* [SUPPLIED MATERIAL]
- Opening Delimiter -

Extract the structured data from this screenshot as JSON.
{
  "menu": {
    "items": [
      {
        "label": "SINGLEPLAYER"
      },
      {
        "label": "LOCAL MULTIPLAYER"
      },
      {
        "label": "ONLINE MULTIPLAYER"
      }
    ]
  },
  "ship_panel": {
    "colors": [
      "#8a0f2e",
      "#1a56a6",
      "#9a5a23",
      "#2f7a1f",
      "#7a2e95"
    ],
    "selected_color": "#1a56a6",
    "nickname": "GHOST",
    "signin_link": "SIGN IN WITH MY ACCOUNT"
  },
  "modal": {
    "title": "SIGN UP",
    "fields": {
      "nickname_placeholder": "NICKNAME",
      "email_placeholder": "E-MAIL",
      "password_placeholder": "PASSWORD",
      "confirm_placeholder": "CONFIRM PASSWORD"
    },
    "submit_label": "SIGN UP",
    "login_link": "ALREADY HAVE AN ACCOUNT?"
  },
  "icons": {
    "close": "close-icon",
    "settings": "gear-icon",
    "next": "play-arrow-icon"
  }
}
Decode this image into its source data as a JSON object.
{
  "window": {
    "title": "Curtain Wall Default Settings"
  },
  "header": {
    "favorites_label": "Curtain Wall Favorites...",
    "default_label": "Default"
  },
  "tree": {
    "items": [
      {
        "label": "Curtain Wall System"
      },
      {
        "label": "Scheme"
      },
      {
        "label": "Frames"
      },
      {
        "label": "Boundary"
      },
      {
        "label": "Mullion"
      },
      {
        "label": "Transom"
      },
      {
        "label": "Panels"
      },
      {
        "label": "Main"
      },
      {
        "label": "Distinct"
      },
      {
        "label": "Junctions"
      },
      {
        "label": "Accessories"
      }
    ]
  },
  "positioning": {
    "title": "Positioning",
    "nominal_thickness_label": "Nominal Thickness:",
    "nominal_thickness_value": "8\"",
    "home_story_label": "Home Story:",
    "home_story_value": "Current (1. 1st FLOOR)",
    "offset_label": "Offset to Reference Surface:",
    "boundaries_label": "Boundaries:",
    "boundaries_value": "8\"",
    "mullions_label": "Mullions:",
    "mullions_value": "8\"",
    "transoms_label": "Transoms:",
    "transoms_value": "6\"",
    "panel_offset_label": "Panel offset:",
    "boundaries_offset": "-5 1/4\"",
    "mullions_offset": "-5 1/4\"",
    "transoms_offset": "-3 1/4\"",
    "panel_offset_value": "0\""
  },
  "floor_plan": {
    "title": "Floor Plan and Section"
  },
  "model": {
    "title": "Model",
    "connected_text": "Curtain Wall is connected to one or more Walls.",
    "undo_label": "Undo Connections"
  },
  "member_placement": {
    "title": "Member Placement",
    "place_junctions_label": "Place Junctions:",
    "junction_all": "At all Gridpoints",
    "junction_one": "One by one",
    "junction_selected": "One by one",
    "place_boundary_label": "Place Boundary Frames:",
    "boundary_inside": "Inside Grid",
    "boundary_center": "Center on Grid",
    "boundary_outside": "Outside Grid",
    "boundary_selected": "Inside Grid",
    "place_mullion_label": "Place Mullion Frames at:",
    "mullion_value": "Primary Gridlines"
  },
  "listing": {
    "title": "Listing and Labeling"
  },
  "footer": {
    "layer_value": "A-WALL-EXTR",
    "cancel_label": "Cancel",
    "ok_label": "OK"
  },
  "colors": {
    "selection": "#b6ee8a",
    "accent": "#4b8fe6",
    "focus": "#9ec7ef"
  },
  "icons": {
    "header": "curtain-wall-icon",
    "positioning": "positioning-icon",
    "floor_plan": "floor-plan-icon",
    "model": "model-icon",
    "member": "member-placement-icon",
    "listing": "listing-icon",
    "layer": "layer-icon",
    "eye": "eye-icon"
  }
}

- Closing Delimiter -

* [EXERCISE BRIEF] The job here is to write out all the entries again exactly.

* [ANSWER TO THE PROBLEM]
Extract the structured data from this screenshot as JSON.
{
  "menu": {
    "items": [
      {
        "label": "SINGLEPLAYER"
      },
      {
        "label": "LOCAL MULTIPLAYER"
      },
      {
        "label": "ONLINE MULTIPLAYER"
      }
    ]
  },
  "ship_panel": {
    "colors": [
      "#8a0f2e",
      "#1a56a6",
      "#9a5a23",
      "#2f7a1f",
      "#7a2e95"
    ],
    "selected_color": "#1a56a6",
    "nickname": "GHOST",
    "signin_link": "SIGN IN WITH MY ACCOUNT"
  },
  "modal": {
    "title": "SIGN UP",
    "fields": {
      "nickname_placeholder": "NICKNAME",
      "email_placeholder": "E-MAIL",
      "password_placeholder": "PASSWORD",
      "confirm_placeholder": "CONFIRM PASSWORD"
    },
    "submit_label": "SIGN UP",
    "login_link": "ALREADY HAVE AN ACCOUNT?"
  },
  "icons": {
    "close": "close-icon",
    "settings": "gear-icon",
    "next": "play-arrow-icon"
  }
}
Decode this image into its source data as a JSON object.
{
  "window": {
    "title": "Curtain Wall Default Settings"
  },
  "header": {
    "favorites_label": "Curtain Wall Favorites...",
    "default_label": "Default"
  },
  "tree": {
    "items": [
      {
        "label": "Curtain Wall System"
      },
      {
        "label": "Scheme"
      },
      {
        "label": "Frames"
      },
      {
        "label": "Boundary"
      },
      {
        "label": "Mullion"
      },
      {
        "label": "Transom"
      },
      {
        "label": "Panels"
      },
      {
        "label": "Main"
      },
      {
        "label": "Distinct"
      },
      {
        "label": "Junctions"
      },
      {
        "label": "Accessories"
      }
    ]
  },
  "positioning": {
    "title": "Positioning",
    "nominal_thickness_label": "Nominal Thickness:",
    "nominal_thickness_value": "8\"",
    "home_story_label": "Home Story:",
    "home_story_value": "Current (1. 1st FLOOR)",
    "offset_label": "Offset to Reference Surface:",
    "boundaries_label": "Boundaries:",
    "boundaries_value": "8\"",
    "mullions_label": "Mullions:",
    "mullions_value": "8\"",
    "transoms_label": "Transoms:",
    "transoms_value": "6\"",
    "panel_offset_label": "Panel offset:",
    "boundaries_offset": "-5 1/4\"",
    "mullions_offset": "-5 1/4\"",
    "transoms_offset": "-3 1/4\"",
    "panel_offset_value": "0\""
  },
  "floor_plan": {
    "title": "Floor Plan and Section"
  },
  "model": {
    "title": "Model",
    "connected_text": "Curtain Wall is connected to one or more Walls.",
    "undo_label": "Undo Connections"
  },
  "member_placement": {
    "title": "Member Placement",
    "place_junctions_label": "Place Junctions:",
    "junction_all": "At all Gridpoints",
    "junction_one": "One by one",
    "junction_selected": "One by one",
    "place_boundary_label": "Place Boundary Frames:",
    "boundary_inside": "Inside Grid",
    "boundary_center": "Center on Grid",
    "boundary_outside": "Outside Grid",
    "boundary_selected": "Inside Grid",
    "place_mullion_label": "Place Mullion Frames at:",
    "mullion_value": "Primary Gridlines"
  },
  "listing": {
    "title": "Listing and Labeling"
  },
  "footer": {
    "layer_value": "A-WALL-EXTR",
    "cancel_label": "Cancel",
    "ok_label": "OK"
  },
  "colors": {
    "selection": "#b6ee8a",
    "accent": "#4b8fe6",
    "focus": "#9ec7ef"
  },
  "icons": {
    "header": "curtain-wall-icon",
    "positioning": "positioning-icon",
    "floor_plan": "floor-plan-icon",
    "model": "model-icon",
    "member": "member-placement-icon",
    "listing": "listing-icon",
    "layer": "layer-icon",
    "eye": "eye-icon"
  }
}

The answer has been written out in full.